To do:
All of the entries must appear again exactly as written.
□ □ □
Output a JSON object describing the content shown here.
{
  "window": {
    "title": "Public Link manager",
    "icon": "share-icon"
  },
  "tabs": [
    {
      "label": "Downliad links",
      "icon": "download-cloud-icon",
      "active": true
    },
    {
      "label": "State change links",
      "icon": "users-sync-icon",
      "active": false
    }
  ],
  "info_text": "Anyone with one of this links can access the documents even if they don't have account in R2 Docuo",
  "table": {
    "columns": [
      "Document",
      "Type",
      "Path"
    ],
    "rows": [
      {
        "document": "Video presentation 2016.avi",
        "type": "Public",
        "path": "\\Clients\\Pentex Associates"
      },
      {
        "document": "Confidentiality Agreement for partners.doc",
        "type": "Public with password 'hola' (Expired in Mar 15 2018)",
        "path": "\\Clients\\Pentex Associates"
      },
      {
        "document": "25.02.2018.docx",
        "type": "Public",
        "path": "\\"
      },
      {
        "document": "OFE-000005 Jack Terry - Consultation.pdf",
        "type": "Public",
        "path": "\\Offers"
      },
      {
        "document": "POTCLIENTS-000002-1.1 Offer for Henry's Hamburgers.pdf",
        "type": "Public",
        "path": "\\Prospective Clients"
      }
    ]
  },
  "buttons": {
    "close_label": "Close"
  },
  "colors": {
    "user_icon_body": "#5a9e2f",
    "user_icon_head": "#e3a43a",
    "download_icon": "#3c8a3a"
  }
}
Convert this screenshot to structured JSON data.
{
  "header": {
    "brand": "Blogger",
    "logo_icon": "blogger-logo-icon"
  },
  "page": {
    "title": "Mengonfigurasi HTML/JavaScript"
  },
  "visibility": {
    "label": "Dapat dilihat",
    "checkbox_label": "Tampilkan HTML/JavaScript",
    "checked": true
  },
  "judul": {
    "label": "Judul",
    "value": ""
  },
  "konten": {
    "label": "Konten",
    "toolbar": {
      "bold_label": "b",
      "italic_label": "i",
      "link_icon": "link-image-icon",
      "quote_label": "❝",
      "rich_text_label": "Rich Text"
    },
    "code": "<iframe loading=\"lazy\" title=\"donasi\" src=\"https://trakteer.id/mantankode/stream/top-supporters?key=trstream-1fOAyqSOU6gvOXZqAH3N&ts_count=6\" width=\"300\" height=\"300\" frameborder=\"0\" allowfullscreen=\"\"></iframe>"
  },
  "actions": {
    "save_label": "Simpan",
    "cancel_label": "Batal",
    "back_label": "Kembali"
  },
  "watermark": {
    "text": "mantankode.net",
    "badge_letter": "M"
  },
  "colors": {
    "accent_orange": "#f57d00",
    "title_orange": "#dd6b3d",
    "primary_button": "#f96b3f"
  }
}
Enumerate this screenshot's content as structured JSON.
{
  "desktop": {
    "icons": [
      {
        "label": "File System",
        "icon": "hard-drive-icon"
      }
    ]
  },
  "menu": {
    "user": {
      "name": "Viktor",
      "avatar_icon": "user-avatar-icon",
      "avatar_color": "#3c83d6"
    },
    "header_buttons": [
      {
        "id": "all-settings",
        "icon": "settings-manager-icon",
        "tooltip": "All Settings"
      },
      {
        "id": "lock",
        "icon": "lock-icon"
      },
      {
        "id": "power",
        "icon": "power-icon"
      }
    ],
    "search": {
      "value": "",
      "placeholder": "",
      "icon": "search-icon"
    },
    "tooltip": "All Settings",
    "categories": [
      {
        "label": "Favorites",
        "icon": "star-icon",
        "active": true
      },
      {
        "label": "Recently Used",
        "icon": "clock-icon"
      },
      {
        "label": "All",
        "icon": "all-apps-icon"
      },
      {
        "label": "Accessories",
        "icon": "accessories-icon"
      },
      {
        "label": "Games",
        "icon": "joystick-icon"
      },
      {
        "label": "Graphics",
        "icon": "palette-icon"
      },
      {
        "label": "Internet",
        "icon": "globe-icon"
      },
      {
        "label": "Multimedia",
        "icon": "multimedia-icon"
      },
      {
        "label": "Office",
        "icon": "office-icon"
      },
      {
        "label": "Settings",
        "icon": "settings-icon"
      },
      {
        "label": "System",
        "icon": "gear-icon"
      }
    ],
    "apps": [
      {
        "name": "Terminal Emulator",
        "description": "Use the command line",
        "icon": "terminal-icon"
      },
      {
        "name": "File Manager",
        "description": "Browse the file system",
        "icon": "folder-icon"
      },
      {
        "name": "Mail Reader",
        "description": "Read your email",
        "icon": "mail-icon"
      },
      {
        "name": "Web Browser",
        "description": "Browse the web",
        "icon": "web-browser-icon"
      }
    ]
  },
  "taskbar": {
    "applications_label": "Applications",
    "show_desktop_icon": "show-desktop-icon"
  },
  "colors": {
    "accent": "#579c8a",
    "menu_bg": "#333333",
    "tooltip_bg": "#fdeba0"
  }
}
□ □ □
Answer to this task:
Output a JSON object describing the content shown here.
{
  "window": {
    "title": "Public Link manager",
    "icon": "share-icon"
  },
  "tabs": [
    {
      "label": "Downliad links",
      "icon": "download-cloud-icon",
      "active": true
    },
    {
      "label": "State change links",
      "icon": "users-sync-icon",
      "active": false
    }
  ],
  "info_text": "Anyone with one of this links can access the documents even if they don't have account in R2 Docuo",
  "table": {
    "columns": [
      "Document",
      "Type",
      "Path"
    ],
    "rows": [
      {
        "document": "Video presentation 2016.avi",
        "type": "Public",
        "path": "\\Clients\\Pentex Associates"
      },
      {
        "document": "Confidentiality Agreement for partners.doc",
        "type": "Public with password 'hola' (Expired in Mar 15 2018)",
        "path": "\\Clients\\Pentex Associates"
      },
      {
        "document": "25.02.2018.docx",
        "type": "Public",
        "path": "\\"
      },
      {
        "document": "OFE-000005 Jack Terry - Consultation.pdf",
        "type": "Public",
        "path": "\\Offers"
      },
      {
        "document": "POTCLIENTS-000002-1.1 Offer for Henry's Hamburgers.pdf",
        "type": "Public",
        "path": "\\Prospective Clients"
      }
    ]
  },
  "buttons": {
    "close_label": "Close"
  },
  "colors": {
    "user_icon_body": "#5a9e2f",
    "user_icon_head": "#e3a43a",
    "download_icon": "#3c8a3a"
  }
}
Convert this screenshot to structured JSON data.
{
  "header": {
    "brand": "Blogger",
    "logo_icon": "blogger-logo-icon"
  },
  "page": {
    "title": "Mengonfigurasi HTML/JavaScript"
  },
  "visibility": {
    "label": "Dapat dilihat",
    "checkbox_label": "Tampilkan HTML/JavaScript",
    "checked": true
  },
  "judul": {
    "label": "Judul",
    "value": ""
  },
  "konten": {
    "label": "Konten",
    "toolbar": {
      "bold_label": "b",
      "italic_label": "i",
      "link_icon": "link-image-icon",
      "quote_label": "❝",
      "rich_text_label": "Rich Text"
    },
    "code": "<iframe loading=\"lazy\" title=\"donasi\" src=\"https://trakteer.id/mantankode/stream/top-supporters?key=trstream-1fOAyqSOU6gvOXZqAH3N&ts_count=6\" width=\"300\" height=\"300\" frameborder=\"0\" allowfullscreen=\"\"></iframe>"
  },
  "actions": {
    "save_label": "Simpan",
    "cancel_label": "Batal",
    "back_label": "Kembali"
  },
  "watermark": {
    "text": "mantankode.net",
    "badge_letter": "M"
  },
  "colors": {
    "accent_orange": "#f57d00",
    "title_orange": "#dd6b3d",
    "primary_button": "#f96b3f"
  }
}
Enumerate this screenshot's content as structured JSON.
{
  "desktop": {
    "icons": [
      {
        "label": "File System",
        "icon": "hard-drive-icon"
      }
    ]
  },
  "menu": {
    "user": {
      "name": "Viktor",
      "avatar_icon": "user-avatar-icon",
      "avatar_color": "#3c83d6"
    },
    "header_buttons": [
      {
        "id": "all-settings",
        "icon": "settings-manager-icon",
        "tooltip": "All Settings"
      },
      {
        "id": "lock",
        "icon": "lock-icon"
      },
      {
        "id": "power",
        "icon": "power-icon"
      }
    ],
    "search": {
      "value": "",
      "placeholder": "",
      "icon": "search-icon"
    },
    "tooltip": "All Settings",
    "categories": [
      {
        "label": "Favorites",
        "icon": "star-icon",
        "active": true
      },
      {
        "label": "Recently Used",
        "icon": "clock-icon"
      },
      {
        "label": "All",
        "icon": "all-apps-icon"
      },
      {
        "label": "Accessories",
        "icon": "accessories-icon"
      },
      {
        "label": "Games",
        "icon": "joystick-icon"
      },
      {
        "label": "Graphics",
        "icon": "palette-icon"
      },
      {
        "label": "Internet",
        "icon": "globe-icon"
      },
      {
        "label": "Multimedia",
        "icon": "multimedia-icon"
      },
      {
        "label": "Office",
        "icon": "office-icon"
      },
      {
        "label": "Settings",
        "icon": "settings-icon"
      },
      {
        "label": "System",
        "icon": "gear-icon"
      }
    ],
    "apps": [
      {
        "name": "Terminal Emulator",
        "description": "Use the command line",
        "icon": "terminal-icon"
      },
      {
        "name": "File Manager",
        "description": "Browse the file system",
        "icon": "folder-icon"
      },
      {
        "name": "Mail Reader",
        "description": "Read your email",
        "icon": "mail-icon"
      },
      {
        "name": "Web Browser",
        "description": "Browse the web",
        "icon": "web-browser-icon"
      }
    ]
  },
  "taskbar": {
    "applications_label": "Applications",
    "show_desktop_icon": "show-desktop-icon"
  },
  "colors": {
    "accent": "#579c8a",
    "menu_bg": "#333333",
    "tooltip_bg": "#fdeba0"
  }
}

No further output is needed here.